Exercise details> Every entry, exactly as given, must be retyped.

========================

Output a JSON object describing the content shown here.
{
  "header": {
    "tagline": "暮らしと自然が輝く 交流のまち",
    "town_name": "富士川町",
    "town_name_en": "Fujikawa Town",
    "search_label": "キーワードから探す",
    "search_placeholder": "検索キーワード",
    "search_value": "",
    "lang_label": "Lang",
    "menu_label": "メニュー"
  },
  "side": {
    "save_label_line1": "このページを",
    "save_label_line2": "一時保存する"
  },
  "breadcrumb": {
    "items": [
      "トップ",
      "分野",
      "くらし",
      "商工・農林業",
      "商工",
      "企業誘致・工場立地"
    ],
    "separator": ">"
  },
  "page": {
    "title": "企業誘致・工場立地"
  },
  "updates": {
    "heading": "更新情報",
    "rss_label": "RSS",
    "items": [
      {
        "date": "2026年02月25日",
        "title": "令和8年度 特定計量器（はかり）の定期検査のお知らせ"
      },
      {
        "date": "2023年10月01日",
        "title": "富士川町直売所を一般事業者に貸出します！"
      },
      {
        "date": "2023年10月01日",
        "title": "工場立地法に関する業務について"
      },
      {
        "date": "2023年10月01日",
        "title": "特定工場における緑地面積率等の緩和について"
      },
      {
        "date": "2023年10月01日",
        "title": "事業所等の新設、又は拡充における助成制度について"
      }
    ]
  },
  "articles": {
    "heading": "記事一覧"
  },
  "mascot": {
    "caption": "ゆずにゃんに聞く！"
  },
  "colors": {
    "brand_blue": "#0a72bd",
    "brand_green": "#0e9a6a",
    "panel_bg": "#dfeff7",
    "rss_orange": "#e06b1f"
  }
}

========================

Result>
Output a JSON object describing the content shown here.
{
  "header": {
    "tagline": "暮らしと自然が輝く 交流のまち",
    "town_name": "富士川町",
    "town_name_en": "Fujikawa Town",
    "search_label": "キーワードから探す",
    "search_placeholder": "検索キーワード",
    "search_value": "",
    "lang_label": "Lang",
    "menu_label": "メニュー"
  },
  "side": {
    "save_label_line1": "このページを",
    "save_label_line2": "一時保存する"
  },
  "breadcrumb": {
    "items": [
      "トップ",
      "分野",
      "くらし",
      "商工・農林業",
      "商工",
      "企業誘致・工場立地"
    ],
    "separator": ">"
  },
  "page": {
    "title": "企業誘致・工場立地"
  },
  "updates": {
    "heading": "更新情報",
    "rss_label": "RSS",
    "items": [
      {
        "date": "2026年02月25日",
        "title": "令和8年度 特定計量器（はかり）の定期検査のお知らせ"
      },
      {
        "date": "2023年10月01日",
        "title": "富士川町直売所を一般事業者に貸出します！"
      },
      {
        "date": "2023年10月01日",
        "title": "工場立地法に関する業務について"
      },
      {
        "date": "2023年10月01日",
        "title": "特定工場における緑地面積率等の緩和について"
      },
      {
        "date": "2023年10月01日",
        "title": "事業所等の新設、又は拡充における助成制度について"
      }
    ]
  },
  "articles": {
    "heading": "記事一覧"
  },
  "mascot": {
    "caption": "ゆずにゃんに聞く！"
  },
  "colors": {
    "brand_blue": "#0a72bd",
    "brand_green": "#0e9a6a",
    "panel_bg": "#dfeff7",
    "rss_orange": "#e06b1f"
  }
}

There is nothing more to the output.